▸ EXERCISE BRIEF
Looking through the records below, please work out how many lines contain "Chambers". Give only that number.

= = = = = = =

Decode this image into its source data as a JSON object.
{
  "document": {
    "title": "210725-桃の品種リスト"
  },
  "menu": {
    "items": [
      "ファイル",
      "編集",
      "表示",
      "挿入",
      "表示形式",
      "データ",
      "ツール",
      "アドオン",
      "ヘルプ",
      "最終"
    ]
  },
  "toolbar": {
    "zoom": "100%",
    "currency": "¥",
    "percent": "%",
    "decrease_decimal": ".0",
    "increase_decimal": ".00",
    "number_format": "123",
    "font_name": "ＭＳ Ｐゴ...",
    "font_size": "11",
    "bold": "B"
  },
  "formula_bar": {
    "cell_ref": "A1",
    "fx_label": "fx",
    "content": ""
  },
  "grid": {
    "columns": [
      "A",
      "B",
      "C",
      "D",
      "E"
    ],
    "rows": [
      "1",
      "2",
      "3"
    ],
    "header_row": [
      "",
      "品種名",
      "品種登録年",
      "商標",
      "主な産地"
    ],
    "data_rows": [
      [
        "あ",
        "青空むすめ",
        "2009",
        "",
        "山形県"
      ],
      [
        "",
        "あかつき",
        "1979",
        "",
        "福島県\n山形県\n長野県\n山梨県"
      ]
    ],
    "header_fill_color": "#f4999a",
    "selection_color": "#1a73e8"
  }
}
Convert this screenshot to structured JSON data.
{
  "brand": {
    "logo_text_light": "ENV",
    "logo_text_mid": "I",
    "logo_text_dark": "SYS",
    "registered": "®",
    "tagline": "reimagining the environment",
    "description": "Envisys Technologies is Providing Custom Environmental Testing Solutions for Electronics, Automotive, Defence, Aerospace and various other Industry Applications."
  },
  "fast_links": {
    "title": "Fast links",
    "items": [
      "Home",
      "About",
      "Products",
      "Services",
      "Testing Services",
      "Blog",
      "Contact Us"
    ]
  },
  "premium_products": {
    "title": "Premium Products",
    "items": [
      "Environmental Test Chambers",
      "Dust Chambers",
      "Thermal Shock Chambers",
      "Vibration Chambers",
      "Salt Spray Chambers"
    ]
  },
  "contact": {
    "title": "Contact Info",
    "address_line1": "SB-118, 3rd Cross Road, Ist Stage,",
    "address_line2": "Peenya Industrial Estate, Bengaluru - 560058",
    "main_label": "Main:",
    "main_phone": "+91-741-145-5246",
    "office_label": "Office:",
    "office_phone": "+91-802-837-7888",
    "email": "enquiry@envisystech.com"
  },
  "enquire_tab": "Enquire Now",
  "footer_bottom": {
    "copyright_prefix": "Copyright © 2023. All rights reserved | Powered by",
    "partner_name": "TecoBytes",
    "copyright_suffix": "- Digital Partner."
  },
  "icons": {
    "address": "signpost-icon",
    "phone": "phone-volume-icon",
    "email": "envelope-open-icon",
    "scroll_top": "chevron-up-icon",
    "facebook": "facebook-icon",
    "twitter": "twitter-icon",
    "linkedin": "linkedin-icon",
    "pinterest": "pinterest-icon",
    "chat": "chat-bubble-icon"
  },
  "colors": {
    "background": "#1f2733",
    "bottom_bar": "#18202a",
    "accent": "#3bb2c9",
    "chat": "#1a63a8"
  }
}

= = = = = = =

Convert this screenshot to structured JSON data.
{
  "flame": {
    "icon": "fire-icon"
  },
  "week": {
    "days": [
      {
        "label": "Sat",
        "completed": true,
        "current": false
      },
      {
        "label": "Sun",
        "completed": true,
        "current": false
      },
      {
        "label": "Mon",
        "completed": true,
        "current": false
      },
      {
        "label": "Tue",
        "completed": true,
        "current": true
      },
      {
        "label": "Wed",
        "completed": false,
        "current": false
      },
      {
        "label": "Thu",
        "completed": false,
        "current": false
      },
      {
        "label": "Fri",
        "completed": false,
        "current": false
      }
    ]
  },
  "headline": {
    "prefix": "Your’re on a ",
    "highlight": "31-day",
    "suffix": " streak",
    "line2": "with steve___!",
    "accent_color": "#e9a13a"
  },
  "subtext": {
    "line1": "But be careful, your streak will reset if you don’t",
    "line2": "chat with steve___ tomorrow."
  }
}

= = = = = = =

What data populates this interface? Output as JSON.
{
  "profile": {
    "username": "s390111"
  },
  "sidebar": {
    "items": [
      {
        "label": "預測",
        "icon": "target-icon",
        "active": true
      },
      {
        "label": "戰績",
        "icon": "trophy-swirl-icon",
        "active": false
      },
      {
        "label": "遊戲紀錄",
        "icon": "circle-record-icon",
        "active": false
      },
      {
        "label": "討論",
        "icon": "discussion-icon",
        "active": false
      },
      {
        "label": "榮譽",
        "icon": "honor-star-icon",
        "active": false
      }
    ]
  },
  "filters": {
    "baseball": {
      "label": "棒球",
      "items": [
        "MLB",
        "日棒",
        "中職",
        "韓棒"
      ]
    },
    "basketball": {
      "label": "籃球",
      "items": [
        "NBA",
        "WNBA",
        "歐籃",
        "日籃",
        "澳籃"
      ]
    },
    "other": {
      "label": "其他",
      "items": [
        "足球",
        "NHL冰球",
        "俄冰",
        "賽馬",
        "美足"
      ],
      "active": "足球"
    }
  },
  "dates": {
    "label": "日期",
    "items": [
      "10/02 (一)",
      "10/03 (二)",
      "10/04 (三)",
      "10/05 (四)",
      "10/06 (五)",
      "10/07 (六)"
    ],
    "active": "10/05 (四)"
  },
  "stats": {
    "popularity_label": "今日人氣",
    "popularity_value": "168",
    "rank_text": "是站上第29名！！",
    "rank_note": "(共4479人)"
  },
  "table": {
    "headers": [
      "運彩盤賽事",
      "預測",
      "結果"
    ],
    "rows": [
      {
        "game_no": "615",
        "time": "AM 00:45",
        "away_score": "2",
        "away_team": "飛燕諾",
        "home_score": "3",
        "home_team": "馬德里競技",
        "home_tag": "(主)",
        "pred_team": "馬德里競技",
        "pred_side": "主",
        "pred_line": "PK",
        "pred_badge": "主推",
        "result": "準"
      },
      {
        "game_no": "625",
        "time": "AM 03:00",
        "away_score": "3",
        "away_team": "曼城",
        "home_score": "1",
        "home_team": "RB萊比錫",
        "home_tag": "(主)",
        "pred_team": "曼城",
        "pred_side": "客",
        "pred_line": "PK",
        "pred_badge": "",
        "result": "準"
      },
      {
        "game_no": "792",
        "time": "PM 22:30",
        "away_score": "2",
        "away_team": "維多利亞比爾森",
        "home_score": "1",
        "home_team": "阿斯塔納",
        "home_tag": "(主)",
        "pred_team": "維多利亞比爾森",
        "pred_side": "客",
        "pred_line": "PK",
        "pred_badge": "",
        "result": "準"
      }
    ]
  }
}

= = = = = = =

▸ OUTPUT OF THE TASK
5